13 updated version of the POD annex in that it is 656 pages, and this might
14 be cumbersome. We what we were planning was, with leave of the Chamber,
15 is just to have the POD annex kept as it is and with this table of
16 corrections one can compare the two. This is just as we do in our
17 practice with witness statements and we tender a clarification with it,
18 that was the way in which we planned to proceed with the POD annex.
19 JUDGE ORIE: Is there any objection by the Defence on this way of
21 MR. IVETIC: With respect to the POD annex, no.
22 JUDGE ORIE: Then you may proceed as you suggest, Ms. Marcus.
23 MS. MARCUS: Thank you, Your Honour.
24 Q. Finally, Dr. Tabeau, based upon your expertise, do you affirm the
25 truthfulness and accuracy of the results of the analysis carried out in
1 your expert reports for this case; namely, the 2013 Srebrenica update
2 report, P2794, MFI, and its annexes, P2795, MFI; the proof of death
3 report, P2796, MFI, and its annex, P2797, MFI; and the IDPs report for
4 the Mladic case, P2798, MFI?
5 A. Yes, I do.
6 MS. MARCUS: Your Honours, I would just now, in my two minutes
7 remaining, present a very brief public summary for the witness, and I

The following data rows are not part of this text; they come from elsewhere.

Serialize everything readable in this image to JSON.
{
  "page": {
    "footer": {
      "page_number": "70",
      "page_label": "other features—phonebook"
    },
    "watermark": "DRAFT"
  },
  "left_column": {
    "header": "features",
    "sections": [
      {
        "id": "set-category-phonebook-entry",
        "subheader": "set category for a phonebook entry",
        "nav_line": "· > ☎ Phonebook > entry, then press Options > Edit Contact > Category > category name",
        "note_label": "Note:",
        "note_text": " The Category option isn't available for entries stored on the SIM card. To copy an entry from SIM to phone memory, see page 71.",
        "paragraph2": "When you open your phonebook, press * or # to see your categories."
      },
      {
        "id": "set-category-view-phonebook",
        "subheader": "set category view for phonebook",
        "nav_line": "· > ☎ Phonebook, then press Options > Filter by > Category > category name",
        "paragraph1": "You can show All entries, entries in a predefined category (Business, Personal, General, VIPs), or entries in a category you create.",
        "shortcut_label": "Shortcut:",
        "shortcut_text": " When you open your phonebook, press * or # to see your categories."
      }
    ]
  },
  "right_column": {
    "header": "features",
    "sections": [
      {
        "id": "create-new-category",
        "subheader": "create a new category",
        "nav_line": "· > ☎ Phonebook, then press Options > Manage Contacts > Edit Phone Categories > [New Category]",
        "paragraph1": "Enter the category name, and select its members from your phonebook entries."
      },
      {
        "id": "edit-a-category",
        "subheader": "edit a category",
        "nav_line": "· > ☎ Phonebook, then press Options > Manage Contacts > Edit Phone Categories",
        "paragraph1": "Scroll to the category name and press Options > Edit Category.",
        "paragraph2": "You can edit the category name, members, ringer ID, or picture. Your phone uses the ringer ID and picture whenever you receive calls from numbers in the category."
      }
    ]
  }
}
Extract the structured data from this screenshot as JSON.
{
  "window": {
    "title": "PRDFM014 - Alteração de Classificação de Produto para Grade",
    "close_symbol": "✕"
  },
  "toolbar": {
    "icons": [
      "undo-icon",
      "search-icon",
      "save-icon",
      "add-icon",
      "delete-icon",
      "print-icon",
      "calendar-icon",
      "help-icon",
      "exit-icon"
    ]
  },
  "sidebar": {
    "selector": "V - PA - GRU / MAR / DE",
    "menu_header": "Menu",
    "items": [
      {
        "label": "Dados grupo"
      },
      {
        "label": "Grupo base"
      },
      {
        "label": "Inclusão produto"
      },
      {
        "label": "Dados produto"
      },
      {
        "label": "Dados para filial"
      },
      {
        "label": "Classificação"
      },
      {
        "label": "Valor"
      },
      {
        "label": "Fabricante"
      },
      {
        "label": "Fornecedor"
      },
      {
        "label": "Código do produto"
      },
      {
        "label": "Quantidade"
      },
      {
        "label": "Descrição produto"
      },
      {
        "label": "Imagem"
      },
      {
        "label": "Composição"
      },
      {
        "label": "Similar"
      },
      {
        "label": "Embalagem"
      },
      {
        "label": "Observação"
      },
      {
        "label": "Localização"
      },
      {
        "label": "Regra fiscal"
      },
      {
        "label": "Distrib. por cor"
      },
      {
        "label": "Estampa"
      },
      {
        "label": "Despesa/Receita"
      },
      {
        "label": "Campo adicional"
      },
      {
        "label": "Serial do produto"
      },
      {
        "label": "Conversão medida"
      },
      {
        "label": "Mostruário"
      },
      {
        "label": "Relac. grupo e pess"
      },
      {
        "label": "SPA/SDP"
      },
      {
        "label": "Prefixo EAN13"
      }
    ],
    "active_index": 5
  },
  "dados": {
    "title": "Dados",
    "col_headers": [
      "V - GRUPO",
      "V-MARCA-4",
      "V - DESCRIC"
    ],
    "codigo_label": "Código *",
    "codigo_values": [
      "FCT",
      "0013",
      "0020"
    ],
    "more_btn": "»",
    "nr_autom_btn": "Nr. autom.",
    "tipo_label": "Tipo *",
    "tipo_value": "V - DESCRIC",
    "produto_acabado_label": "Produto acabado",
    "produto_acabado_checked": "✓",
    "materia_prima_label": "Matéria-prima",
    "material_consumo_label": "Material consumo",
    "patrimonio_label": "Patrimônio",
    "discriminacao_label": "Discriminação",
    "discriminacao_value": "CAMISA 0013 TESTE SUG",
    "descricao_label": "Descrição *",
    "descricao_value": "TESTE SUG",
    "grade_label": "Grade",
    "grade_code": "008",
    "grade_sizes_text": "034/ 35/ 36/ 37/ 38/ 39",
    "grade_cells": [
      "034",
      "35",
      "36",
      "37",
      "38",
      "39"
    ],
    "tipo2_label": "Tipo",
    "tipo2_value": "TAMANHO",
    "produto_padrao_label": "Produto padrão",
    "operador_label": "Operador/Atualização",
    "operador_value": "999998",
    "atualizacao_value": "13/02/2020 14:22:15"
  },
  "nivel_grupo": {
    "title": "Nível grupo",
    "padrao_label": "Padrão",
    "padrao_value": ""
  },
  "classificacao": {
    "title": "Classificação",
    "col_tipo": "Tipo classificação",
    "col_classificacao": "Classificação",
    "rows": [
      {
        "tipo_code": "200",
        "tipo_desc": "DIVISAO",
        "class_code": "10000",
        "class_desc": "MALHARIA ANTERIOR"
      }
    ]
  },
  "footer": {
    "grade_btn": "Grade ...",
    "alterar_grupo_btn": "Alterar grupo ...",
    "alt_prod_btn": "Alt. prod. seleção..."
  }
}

8 have explained the purpose of this to the witness.
9 JUDGE ORIE: If can you do it in two minutes, you're invited to
10 do so.
11 MS. MARCUS: Thank you.

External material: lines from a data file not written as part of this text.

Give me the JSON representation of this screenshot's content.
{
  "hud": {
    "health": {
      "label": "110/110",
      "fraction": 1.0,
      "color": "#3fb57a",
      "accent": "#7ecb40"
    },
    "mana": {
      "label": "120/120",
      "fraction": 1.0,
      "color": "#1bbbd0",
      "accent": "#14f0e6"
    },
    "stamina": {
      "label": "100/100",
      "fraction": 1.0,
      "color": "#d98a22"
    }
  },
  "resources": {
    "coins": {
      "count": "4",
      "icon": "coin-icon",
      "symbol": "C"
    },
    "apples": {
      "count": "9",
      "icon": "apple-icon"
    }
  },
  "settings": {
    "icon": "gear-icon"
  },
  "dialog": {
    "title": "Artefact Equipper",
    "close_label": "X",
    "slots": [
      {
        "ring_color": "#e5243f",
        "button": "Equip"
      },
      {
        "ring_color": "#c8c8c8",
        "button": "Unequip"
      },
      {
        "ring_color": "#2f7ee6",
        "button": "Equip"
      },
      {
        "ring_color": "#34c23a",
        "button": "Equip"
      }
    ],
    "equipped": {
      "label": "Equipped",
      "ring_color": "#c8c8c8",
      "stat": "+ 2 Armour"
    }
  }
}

12 Dr. Ewa Tabeau is a demographic expert and statistician whose
13 evidence relates to the demographic shifts which occurred during the wars
14 in the former Yugoslavia. She testifies about the process of updating
15 the list of Srebrenica missing and the DNA-based identification of
16 Srebrenica victims. Dr. Tabeau also provides expert evidence pertaining
17 to the circumstances of deaths of approximately 2.000 named victims from
18 the municipalities component of the Mladic case.
19 Your Honours, that concludes the public summary. Thank you.
20 JUDGE ORIE: Thank you, Ms. Marcus.
21 Ms. Tabeau, we'll adjourn for the day. But I'd like to instruct
22 you that you should not speak or communicate in whatever way with
23 whomever about your testimony, either given today, or still to be given
24 in the following days. We'd like to see you back on -- tomorrow, at 9.30
25 in the morning in this same courtroom, III. And you may follow the
2 THE WITNESS: Thank you.
3 [The witness stands down]
4 JUDGE ORIE: We adjourn for the day, and we'll resume tomorrow,
5 Wednesday, the 13th of November, 9.30 in the morning, in this same
6 courtroom, III.
7 --- Whereupon the hearing adjourned at 2.15 p.m.,
8 to be reconvened on Wednesday, the 13th day of
9 November, 2013, at 9.30 a.m.